Video cameras were often able to accommodate both formulations – the cassettes would have indentations positioned to identify the tape type and could alter response characteristics, much like switching from a chromium dioxide cassette to a metal one on an audio system. However, there were frequent user reports that tape heads were becoming clogged as a consequence of tape interchange with ME and MP formulations, but this was more likely to do with tension issues.
Sony ME tape layers: this method doesn't need binding agents
The arguments even led Sony to present a white paper into the issue of clogged heads. The full report, The Truth About Tape Lubricant can be found here [PDF]. From this, it seems Sony was not convinced of the clogged heads theories that had circulated for years, describing it as “hearsay” and “misleading to end users” adding that the DVC tape specification should not cause problems.
However, Sony acknowledged that in years gone by there were numerous ME tape makers and hence a wider variety of lubricants used which may have been a factor. The paper from 2009 goes on to say, “Today there are half as many manufacturers producing metal evaporated tape, hence, the number of different lubricants in use has dropped considerably.”
There are even fewer manufacturers of magnetic tape now and for video, most formats have given way to solid state and hard disk recording alternatives. Still, this does lead to a very real issue regarding tape and one that is worth winding up this subject on.
No doubt we’ve produced enough magnetic tape to wrap around the rings of Saturn a few times and a lot of what has been recorded contains some pretty unique stuff. Indeed, record companies and broadcasters consider trawling their archives as both a moneyspinner and cheap entertainment:
Look what we’ve found, another Beatles demo – kerching. What have we here under this disused Police box? It looks like 100 early episodes of Dr Who and you’d thought they’d been exterminated.

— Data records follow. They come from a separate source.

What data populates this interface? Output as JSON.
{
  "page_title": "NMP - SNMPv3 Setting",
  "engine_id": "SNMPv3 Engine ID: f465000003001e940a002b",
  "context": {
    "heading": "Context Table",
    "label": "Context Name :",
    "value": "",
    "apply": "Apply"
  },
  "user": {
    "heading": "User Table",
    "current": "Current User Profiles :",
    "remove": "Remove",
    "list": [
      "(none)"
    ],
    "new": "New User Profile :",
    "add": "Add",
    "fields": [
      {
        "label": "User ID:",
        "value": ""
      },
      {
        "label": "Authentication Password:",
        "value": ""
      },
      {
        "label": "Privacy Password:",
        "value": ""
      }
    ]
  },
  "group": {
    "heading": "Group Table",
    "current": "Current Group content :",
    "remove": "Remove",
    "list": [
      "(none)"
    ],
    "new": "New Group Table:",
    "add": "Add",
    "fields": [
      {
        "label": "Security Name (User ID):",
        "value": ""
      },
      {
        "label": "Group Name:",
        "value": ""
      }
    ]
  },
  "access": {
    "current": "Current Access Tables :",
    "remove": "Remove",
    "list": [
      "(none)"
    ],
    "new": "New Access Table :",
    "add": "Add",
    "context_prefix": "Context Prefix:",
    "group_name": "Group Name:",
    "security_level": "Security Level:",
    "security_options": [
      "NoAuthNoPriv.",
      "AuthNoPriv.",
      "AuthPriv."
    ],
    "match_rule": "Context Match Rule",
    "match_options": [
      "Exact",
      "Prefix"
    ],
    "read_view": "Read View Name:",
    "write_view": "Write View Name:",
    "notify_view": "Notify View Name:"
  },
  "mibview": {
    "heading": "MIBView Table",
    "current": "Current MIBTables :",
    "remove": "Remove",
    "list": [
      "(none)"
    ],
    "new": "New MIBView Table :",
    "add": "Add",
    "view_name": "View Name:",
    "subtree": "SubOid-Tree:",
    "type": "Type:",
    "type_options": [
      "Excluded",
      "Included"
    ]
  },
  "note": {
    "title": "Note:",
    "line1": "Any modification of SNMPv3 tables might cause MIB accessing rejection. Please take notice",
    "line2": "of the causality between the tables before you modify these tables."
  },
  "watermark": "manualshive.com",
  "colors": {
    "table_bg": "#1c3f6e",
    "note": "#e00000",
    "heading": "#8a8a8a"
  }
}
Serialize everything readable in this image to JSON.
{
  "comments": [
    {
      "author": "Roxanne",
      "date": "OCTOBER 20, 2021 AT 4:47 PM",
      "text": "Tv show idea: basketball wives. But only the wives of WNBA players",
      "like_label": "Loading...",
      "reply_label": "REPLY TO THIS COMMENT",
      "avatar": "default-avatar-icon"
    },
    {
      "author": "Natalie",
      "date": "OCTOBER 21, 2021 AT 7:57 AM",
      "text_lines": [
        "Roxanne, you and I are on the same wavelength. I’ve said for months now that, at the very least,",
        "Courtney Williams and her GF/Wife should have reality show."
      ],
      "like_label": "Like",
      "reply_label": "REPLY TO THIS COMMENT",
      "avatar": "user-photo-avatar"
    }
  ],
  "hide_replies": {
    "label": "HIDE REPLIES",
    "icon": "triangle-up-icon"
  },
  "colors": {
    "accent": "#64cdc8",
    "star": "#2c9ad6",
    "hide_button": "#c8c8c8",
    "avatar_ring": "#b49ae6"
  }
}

Stuff just keeps turning up and yet no matter what it says on the label, the real value lies in whether it can actually be replayed. With some aforethought, a lot of it can be restored and transferred to yet another medium with its own shelf-life issues.
As recording media goes, tape’s linear playback qualities may seem idiosyncratic these days, but it really does stand the test of time. Yet to say that there is a tape revival would be far from the truth.
However, the revival of magnetic tape from bygone eras dating back over 80 years is an ongoing process that enriches our knowledge, our culture and, indubitably, our entertainment. ®